TASK TO COMPLETE:
Whenever the word "text" turns up in a line of the data below, copy that line.

LISTED ENTRIES:
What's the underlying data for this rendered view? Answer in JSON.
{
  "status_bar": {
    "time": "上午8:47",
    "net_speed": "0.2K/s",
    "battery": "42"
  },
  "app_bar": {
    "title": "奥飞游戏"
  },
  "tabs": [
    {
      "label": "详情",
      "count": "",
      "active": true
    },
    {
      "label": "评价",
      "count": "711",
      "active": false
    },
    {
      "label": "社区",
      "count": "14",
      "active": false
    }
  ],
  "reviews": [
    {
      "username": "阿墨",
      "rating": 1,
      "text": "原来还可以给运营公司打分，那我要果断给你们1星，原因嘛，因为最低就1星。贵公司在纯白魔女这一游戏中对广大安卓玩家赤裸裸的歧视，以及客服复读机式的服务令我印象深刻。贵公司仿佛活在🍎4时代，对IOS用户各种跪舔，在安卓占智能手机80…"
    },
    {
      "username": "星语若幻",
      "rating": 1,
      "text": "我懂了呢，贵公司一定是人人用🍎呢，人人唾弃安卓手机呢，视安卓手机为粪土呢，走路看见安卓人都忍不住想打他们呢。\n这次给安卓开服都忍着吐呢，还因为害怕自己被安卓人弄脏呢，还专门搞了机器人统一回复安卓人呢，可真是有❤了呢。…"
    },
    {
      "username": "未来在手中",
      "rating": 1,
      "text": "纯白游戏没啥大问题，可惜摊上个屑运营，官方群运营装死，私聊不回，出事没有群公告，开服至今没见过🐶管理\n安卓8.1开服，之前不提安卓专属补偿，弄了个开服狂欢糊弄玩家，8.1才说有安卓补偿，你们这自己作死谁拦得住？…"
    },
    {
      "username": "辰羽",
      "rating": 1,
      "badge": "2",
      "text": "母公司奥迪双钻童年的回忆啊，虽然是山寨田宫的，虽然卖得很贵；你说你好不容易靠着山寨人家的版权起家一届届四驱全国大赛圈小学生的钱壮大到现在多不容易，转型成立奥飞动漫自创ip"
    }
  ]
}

EXERCISE OUTPUT:
      "text": "原来还可以给运营公司打分，那我要果断给你们1星，原因嘛，因为最低就1星。贵公司在纯白魔女这一游戏中对广大安卓玩家赤裸裸的歧视，以及客服复读机式的服务令我印象深刻。贵公司仿佛活在🍎4时代，对IOS用户各种跪舔，在安卓占智能手机80…"
      "text": "我懂了呢，贵公司一定是人人用🍎呢，人人唾弃安卓手机呢，视安卓手机为粪土呢，走路看见安卓人都忍不住想打他们呢。\n这次给安卓开服都忍着吐呢，还因为害怕自己被安卓人弄脏呢，还专门搞了机器人统一回复安卓人呢，可真是有❤了呢。…"
      "text": "纯白游戏没啥大问题，可惜摊上个屑运营，官方群运营装死，私聊不回，出事没有群公告，开服至今没见过🐶管理\n安卓8.1开服，之前不提安卓专属补偿，弄了个开服狂欢糊弄玩家，8.1才说有安卓补偿，你们这自己作死谁拦得住？…"
      "text": "母公司奥迪双钻童年的回忆啊，虽然是山寨田宫的，虽然卖得很贵；你说你好不容易靠着山寨人家的版权起家一届届四驱全国大赛圈小学生的钱壮大到现在多不容易，转型成立奥飞动漫自创ip"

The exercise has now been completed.